The Ancients experts have offered varying degrees of help. On Zivje, Karim Flored sold me an Ancients shield with an inscription on it. On Moughas, a guy named Rahjel Dramahern translated it to say, "Grandfather's proving ground of intelligence, wisdom, and cunning," with a map pointing to the Regina sector. Deghrra Szan on Efate just expressed confusion that the Ancients would build a device to destroy a world. Beckett Senchur spoke of the importance of finding all the coyns and suggested some might be found in a cave-in, in which his grandfather was nearly killed, on Gerome.
An early "collection quest."
The last Ancients expert I visited, Sawert Weston, attacked me when I introduced myself. On his corpse was a note directing him to kill "anyone who comes looking for information on the Ancients." It was unsigned, but noted that the author works for a megacorporation and that his "plans to destroy Rhylanor can't be ruined by any meddlesome fools on a hero's quest."
The incriminating note.
This ties, then, to the murky corporate conspiracy. I noted earlier that I've been attacked upon arrival on a lot of planets. Upon interrogation, one of the attacking thugs told me they'd been hired by Vemene, the special security service of Tukera Corp. But this made little sense, as Tukera has a headquarters on Rhylanor and stands to be destroyed by the slime. On Ohian, I spoke to Aran Ashkashur, head of Vemene, who claimed that someone hacked his computer to issue the orders to kill me. A Tukera agent named Lorn Denveldt suggested that Sharushid or Imperiallines might be responsible.

Chabon Art, representing Sharushid on Efate, said his company had nothing to do with the disaster and suggested something might be going on internally at Tukera. In the game's only callback (so far) to the first MegaTraveller, he recalled Konrad Kiefer's betrayal-from-within at Sharushid a few years prior. "Dont rule out an internal traitor," he said. "I can attest to the fact that it can easily happen."
Until now, I wasn't even sure that the first game took place in the same continuity.
A few NPCs opined that another corporation, Oberlindes, was behaving suspiciously, and one of my side quests involved stealing some of their client files for who I think was a Tukera agent. But on Regina, the Oberlindes representatives, even under interrogation, called their company "honorable" and its founder "a man of unwavering honesty and fairness." Later, on Extolay, Marc Oberlindes himself claimed innocence. "I'm a competitor of Tukera," he admitted. "But I'm certainly not out to ruin them."
Oberlindes resents my interrogation.
On Ruie, the thuggish representatives of Naasirka also denied involvement. Amusingly, they offered that the slot machines at the casino on Garrincski are programmed to pay off, as if all slot machines don't do that in this game.

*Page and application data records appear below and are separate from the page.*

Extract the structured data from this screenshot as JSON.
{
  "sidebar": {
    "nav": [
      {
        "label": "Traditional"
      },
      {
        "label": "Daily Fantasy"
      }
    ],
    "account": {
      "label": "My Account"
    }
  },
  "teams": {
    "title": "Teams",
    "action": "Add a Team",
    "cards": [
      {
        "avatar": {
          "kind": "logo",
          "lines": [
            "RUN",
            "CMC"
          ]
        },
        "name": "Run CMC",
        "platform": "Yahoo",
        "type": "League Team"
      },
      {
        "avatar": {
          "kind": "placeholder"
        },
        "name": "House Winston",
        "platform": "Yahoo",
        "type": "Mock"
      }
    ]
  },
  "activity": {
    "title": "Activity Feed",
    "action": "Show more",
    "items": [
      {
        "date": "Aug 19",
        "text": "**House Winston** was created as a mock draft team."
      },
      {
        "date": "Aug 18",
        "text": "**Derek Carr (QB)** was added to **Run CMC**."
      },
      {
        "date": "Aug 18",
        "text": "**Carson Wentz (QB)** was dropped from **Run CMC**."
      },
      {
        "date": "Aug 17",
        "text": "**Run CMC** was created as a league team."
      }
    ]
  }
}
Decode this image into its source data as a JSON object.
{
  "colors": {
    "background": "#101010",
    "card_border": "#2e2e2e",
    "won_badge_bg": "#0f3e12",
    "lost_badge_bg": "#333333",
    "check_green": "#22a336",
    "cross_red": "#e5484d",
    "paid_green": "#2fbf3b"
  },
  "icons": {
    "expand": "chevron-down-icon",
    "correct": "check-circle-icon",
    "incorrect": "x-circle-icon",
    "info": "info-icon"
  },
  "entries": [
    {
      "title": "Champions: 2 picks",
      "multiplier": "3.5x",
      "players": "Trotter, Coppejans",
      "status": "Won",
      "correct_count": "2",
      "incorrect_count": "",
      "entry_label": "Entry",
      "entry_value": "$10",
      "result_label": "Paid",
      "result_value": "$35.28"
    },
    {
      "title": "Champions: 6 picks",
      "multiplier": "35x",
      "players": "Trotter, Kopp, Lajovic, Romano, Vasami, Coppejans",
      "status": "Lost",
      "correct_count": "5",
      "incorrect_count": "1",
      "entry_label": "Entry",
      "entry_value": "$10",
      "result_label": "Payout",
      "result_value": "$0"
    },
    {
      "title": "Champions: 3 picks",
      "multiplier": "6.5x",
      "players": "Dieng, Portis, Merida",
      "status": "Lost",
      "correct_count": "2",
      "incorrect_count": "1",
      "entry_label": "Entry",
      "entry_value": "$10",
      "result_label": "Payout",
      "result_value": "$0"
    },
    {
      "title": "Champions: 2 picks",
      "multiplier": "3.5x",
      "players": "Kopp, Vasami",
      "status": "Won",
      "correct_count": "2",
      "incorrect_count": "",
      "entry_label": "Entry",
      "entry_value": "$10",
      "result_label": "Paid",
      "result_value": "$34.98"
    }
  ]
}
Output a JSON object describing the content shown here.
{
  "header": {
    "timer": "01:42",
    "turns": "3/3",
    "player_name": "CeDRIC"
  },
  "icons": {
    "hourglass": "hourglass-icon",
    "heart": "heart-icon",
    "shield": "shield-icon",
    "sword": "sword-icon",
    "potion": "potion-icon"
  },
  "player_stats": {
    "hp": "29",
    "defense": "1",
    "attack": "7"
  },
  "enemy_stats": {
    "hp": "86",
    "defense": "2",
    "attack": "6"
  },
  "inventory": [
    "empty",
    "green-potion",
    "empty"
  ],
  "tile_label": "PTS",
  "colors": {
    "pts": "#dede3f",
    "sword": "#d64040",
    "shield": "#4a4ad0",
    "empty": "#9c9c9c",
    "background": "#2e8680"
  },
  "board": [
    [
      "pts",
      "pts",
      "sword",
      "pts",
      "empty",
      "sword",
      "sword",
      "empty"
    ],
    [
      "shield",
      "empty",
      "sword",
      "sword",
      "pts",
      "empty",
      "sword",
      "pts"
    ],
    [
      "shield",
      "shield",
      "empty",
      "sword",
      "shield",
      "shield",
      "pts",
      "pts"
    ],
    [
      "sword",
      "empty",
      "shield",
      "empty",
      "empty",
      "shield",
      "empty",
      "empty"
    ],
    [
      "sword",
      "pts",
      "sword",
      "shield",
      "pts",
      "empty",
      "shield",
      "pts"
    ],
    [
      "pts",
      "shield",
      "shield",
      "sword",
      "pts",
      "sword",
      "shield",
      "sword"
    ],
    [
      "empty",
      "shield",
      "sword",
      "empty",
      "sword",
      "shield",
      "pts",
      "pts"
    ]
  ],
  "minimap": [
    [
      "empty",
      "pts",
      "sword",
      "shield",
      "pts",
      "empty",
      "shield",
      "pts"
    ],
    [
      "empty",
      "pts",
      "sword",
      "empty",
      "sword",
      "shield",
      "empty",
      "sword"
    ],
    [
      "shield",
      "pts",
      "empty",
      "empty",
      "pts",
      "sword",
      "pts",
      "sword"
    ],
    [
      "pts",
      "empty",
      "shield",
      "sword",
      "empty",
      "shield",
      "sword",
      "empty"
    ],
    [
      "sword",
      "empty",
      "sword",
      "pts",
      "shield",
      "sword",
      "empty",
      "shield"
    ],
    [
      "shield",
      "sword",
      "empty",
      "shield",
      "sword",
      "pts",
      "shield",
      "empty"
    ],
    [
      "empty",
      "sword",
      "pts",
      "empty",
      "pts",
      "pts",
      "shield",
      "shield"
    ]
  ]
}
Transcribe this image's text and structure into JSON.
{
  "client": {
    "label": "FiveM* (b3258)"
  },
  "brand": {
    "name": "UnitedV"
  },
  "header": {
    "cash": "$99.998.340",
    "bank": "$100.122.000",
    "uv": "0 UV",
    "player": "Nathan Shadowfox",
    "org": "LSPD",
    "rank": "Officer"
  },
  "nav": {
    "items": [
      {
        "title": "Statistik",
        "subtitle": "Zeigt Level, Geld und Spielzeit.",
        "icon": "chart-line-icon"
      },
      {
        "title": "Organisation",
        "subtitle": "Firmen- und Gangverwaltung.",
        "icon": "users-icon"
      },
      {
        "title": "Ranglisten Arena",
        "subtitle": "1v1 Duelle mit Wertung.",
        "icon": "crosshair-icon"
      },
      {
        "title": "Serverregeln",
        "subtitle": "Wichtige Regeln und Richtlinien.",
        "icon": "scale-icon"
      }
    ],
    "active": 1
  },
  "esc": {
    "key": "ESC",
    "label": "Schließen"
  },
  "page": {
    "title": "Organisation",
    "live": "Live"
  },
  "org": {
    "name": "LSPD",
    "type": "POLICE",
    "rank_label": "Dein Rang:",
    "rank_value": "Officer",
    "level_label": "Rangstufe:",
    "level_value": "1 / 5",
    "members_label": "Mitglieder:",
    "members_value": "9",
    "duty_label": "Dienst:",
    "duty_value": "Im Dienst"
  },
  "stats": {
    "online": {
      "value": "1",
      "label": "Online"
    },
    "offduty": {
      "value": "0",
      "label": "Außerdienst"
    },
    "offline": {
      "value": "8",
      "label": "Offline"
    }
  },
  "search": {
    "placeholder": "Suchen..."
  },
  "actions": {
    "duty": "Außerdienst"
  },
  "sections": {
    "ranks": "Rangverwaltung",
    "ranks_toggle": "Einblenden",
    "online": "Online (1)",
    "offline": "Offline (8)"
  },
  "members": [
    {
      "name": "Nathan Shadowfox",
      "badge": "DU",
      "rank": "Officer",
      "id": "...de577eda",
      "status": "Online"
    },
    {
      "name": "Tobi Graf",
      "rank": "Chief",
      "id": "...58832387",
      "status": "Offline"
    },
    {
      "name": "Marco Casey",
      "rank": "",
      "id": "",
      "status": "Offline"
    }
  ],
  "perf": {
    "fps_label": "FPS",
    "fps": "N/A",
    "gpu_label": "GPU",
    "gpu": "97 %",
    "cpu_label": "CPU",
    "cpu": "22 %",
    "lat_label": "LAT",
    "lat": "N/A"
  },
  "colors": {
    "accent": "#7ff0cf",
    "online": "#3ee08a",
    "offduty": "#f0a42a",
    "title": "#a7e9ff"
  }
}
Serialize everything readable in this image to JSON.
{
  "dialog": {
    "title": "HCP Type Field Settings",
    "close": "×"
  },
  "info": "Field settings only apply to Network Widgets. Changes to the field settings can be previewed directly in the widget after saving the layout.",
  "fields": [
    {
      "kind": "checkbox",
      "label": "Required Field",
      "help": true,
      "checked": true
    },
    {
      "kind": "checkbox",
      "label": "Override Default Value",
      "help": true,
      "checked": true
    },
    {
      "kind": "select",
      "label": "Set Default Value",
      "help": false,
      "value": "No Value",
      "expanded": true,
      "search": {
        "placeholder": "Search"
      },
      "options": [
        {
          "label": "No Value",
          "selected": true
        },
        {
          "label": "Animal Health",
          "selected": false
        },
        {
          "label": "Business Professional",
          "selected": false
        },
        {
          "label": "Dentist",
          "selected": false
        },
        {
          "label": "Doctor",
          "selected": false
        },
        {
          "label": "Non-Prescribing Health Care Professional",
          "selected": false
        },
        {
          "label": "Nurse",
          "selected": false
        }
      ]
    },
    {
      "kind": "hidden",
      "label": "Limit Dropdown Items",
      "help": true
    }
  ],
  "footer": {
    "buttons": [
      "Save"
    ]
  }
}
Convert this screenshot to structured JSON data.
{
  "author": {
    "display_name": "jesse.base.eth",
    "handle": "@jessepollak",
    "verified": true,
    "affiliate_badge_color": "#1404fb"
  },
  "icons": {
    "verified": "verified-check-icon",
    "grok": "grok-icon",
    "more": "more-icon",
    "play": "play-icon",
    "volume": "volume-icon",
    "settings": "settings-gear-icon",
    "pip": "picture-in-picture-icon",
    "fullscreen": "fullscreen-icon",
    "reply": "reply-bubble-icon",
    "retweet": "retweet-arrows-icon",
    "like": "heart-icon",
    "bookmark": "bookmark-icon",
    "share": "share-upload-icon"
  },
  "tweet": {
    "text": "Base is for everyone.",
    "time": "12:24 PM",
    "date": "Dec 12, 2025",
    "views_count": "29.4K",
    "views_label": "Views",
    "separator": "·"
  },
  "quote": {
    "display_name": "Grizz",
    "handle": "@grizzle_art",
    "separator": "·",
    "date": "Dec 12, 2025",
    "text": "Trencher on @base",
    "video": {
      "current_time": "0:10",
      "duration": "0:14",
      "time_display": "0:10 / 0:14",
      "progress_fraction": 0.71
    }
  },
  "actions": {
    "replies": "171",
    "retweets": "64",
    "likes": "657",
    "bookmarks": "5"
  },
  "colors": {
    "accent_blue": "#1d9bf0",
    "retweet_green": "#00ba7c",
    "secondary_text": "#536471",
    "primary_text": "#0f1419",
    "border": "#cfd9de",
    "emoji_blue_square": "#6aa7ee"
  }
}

I did get some traction on Enope with some Imperiallines agents. One of them told me that the company is up to "no good" and gave me an antique pistol to give to another agent as a sign. He, in turn, gave me a message for "Axl Rows" on Menorb. For his part, Rows directed me to a Vargr named Gryfythh, "head of Imperiallines' Aramis subsector" and suggested I search his office on Junidy. That remains outstanding on my list.

The "interrogate" skill has been invaluable in these discussions. I don't see how you'd get far without it, although I'm not sure that solving the corporate conspiracy is necessary to winning the game. I should also note that a lot of the NPCs remained green even after I interrogated them, meaning there's still something they have to offer. 
Before using the "interrogate" skill...
...and after.
There are still lots of places to visit, including Ancients sites on Gerome and Lablon, Ancients experts on Heroni and Treece, and more corporation representatives on Junidy and Treece. Most of my other "to do" items involve visiting salesmen who sell passes to interdicted worlds. As yet, I don't have any particular reason to go to those worlds, but there might come a time when I'm out of clues and just have to start visiting random planets looking for Ancients sites.

If you can ignore the goofy NPC names, the story isn't bad. It just takes a little too much wandering through nondescript cities and corridors to find these individual pieces of the puzzle. Here's hoping I can push through and win it for the next entry.

Time so far: 30 hours